Concomitant Use of Neuroprotective Drugs in Neuro Rehabilitation of Multiple Sclerosis
- *Corresponding Author:
- Moses Rodriguez
Department of Neurology
Guggenheim 4-42B, 200 1st Street SW
Mayo Clinic, Rochester
MN 55901, USA
E-mail: [email protected]
Received date: May 23, 2016; Accepted date: June 17, 2016; Published date: June 23, 2016
Citation: Dasari H, Wootla B, Warrington AE, Rodriguez M (2016) Concomitant Use of Neuroprotective Drugs in Neuro Rehabilitation of Multiple Sclerosis . Int J Phys Med Rehabil 4: 348. doi: 10.4172/2329-9096.1000348
Copyright: © 2016 Dasari H, et al. This is an open-access article distributed under the terms of the Creative Commons Attribution License, which permits unrestricted `use, distribution, and reproduction in any medium, provided the original author and source are credited.

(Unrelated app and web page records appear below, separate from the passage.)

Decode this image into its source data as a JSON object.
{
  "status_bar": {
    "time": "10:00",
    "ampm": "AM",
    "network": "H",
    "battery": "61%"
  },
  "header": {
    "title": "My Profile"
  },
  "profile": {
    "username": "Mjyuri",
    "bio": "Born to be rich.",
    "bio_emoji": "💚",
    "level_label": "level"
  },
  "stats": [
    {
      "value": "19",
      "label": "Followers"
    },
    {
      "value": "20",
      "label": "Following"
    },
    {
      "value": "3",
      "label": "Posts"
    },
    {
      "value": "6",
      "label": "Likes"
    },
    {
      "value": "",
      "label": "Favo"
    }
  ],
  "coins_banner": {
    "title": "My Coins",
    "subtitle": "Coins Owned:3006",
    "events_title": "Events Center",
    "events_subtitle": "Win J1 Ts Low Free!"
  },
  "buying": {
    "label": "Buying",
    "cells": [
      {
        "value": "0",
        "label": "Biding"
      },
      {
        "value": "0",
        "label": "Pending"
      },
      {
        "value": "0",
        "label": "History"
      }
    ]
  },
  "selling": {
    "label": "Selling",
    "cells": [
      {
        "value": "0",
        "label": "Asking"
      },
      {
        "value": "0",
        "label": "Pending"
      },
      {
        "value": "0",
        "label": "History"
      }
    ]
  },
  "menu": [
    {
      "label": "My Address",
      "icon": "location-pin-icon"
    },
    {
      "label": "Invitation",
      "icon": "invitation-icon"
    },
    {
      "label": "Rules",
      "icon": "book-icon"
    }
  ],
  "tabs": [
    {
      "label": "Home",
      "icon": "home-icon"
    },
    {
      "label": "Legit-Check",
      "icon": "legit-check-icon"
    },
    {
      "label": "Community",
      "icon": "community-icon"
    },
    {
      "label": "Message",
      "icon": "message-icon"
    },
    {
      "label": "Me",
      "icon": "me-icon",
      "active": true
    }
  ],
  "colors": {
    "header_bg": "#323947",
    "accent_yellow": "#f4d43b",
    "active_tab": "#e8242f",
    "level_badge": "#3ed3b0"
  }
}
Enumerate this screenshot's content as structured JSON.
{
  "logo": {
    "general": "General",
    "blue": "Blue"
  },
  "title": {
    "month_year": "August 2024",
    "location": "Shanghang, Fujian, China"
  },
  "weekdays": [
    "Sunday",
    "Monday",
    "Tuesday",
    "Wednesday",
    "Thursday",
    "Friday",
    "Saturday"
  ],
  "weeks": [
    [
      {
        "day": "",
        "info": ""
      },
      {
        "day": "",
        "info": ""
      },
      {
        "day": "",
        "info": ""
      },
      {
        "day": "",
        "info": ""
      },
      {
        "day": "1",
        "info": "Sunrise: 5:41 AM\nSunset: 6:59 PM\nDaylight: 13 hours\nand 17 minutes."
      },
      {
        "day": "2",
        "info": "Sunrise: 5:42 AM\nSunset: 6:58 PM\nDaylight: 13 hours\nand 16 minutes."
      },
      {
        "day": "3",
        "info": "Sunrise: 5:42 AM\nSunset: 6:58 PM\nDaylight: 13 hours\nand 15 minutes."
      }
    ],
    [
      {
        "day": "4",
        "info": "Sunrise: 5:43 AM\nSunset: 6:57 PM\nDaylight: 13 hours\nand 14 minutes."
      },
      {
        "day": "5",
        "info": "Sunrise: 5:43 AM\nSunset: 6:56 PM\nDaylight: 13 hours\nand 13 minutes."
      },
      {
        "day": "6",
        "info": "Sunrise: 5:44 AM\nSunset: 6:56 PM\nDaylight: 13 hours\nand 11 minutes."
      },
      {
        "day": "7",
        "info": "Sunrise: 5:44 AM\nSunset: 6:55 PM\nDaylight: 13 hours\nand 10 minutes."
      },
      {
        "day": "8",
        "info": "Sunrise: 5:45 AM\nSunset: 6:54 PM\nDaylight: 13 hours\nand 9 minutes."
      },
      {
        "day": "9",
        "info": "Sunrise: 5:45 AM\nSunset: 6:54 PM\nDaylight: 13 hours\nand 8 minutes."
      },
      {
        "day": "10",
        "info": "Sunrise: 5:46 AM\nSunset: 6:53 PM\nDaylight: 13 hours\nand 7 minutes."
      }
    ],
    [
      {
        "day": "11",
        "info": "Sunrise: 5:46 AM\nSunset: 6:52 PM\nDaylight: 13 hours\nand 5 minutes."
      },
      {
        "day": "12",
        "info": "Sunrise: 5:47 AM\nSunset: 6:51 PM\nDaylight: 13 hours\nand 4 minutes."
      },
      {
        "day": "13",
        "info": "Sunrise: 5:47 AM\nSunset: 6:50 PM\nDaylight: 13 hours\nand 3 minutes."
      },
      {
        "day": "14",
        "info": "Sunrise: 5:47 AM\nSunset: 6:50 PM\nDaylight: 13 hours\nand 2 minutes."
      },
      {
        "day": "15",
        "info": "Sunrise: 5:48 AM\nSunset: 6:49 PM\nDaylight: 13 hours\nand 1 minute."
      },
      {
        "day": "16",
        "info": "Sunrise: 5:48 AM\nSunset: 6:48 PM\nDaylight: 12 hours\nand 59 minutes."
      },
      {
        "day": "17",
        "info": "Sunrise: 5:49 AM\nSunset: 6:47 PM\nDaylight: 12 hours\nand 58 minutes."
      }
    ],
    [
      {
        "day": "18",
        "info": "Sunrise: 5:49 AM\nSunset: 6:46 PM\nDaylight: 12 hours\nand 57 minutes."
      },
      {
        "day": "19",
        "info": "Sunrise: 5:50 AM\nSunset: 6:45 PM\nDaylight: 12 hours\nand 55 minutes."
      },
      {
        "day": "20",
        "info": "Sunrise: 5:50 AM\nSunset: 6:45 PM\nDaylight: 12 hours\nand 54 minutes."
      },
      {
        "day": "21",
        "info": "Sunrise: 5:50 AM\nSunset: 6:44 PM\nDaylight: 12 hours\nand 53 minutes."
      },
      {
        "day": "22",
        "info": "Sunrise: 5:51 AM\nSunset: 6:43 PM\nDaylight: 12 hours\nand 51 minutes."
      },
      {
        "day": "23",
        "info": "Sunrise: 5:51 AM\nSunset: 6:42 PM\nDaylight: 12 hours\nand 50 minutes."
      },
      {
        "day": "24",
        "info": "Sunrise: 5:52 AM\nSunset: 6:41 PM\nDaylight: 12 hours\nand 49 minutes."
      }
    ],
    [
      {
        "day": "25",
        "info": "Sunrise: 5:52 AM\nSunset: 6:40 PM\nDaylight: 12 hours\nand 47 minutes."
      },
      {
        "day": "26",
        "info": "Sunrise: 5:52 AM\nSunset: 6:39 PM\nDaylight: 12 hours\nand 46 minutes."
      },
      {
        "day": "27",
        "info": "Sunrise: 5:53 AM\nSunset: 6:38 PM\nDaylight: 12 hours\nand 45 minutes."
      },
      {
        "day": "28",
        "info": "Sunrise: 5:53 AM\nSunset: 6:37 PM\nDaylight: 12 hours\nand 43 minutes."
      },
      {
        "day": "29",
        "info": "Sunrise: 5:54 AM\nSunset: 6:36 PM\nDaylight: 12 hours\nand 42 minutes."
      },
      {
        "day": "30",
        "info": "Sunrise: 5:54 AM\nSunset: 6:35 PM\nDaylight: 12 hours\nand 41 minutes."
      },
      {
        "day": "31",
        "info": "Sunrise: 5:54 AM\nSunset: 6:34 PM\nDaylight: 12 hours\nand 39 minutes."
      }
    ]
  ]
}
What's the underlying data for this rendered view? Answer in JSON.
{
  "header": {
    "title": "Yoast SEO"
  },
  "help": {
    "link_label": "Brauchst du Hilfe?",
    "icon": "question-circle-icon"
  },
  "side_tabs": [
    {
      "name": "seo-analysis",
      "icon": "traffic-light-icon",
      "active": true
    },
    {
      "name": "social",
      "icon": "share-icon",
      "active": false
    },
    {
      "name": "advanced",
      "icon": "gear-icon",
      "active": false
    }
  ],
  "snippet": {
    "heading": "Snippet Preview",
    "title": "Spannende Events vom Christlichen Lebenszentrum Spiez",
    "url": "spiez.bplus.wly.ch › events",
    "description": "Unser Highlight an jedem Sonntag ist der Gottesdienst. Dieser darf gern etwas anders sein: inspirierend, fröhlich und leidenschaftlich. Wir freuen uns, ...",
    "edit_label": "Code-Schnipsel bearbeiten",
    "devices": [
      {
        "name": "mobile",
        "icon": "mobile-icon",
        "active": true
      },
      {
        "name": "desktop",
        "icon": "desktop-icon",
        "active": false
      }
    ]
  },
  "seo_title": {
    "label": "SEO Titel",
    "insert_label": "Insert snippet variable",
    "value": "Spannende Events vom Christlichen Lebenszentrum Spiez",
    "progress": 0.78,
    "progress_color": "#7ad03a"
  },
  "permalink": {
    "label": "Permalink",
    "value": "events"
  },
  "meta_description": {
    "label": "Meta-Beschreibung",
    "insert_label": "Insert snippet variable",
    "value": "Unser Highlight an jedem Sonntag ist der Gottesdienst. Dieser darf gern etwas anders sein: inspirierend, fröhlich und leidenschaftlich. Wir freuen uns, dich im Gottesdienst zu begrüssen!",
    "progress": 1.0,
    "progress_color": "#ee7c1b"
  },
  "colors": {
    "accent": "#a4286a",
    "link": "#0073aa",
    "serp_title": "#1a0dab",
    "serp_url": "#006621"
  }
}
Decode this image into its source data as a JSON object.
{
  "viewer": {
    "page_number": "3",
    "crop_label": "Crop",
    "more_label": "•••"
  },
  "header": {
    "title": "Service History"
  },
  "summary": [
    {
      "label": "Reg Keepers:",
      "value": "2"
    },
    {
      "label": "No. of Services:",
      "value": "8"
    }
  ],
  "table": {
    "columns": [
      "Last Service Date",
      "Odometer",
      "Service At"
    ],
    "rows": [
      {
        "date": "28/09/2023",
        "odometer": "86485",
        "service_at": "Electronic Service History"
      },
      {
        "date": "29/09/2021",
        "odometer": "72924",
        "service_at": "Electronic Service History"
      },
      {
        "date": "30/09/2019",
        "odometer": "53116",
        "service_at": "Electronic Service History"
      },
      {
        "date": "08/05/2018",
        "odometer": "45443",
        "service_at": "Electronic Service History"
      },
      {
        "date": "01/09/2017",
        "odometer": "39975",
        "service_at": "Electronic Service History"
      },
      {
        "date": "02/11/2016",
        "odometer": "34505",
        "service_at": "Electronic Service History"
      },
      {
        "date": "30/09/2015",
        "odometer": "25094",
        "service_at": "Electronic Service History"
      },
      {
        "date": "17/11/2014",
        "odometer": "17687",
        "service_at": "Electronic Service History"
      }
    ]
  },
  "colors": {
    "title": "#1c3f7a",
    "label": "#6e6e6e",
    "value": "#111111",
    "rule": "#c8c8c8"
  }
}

We provide an overview of rehabilitation in neurological diseases. A large amount of literature available on neurorehabilitation is based from the rehabilitative work on stroke and spinal cord injuries. After a brief description of rehabilitation, the potential application of neurorehabilitation in neurodegenerative diseases specifically multiple sclerosis (MS) is summarized. Since MS causes a wide variety of symptoms, the rehabilitation in MS patients may benefit from an interdisciplinary approach that encloses physiotherapy, cognitive rehabilitation, psychological therapy, occupational therapy, and other methods to improve fatigue. Neurorehabilitation helps patients to reach and maintain their optimal physical, psychological and intellectual, levels but it does not reverse long-term disabilities that arise from neurological disorders. This calls for the need of better neuroregenerative and neuroprotective treatment strategies in addition to neurorehabilitation. We discuss neuroprotective drugs aimed at preventing axonal, neuronal, myelin and oligodendrocyte damage and cell death that are approved and others that are currently in clinical trials, with an emphasis on human derived natural antibodies with remyleination potential. Our investigative group developed recombinant natural human IgM antibodies against oligodendrocytes and neurons with a potential for CNS repair and remyleination. One such recombinant antibody, rHIgM22 completed a phase 1 clinical trial with no toxicity and with an objective of promoting remyleination in multiple sclerosis. Inclusion of these drugs as a multifaceted approach may further enhance the efficacy of neurorehabilitation in neuroinflammatory and neurodegenerative disorders.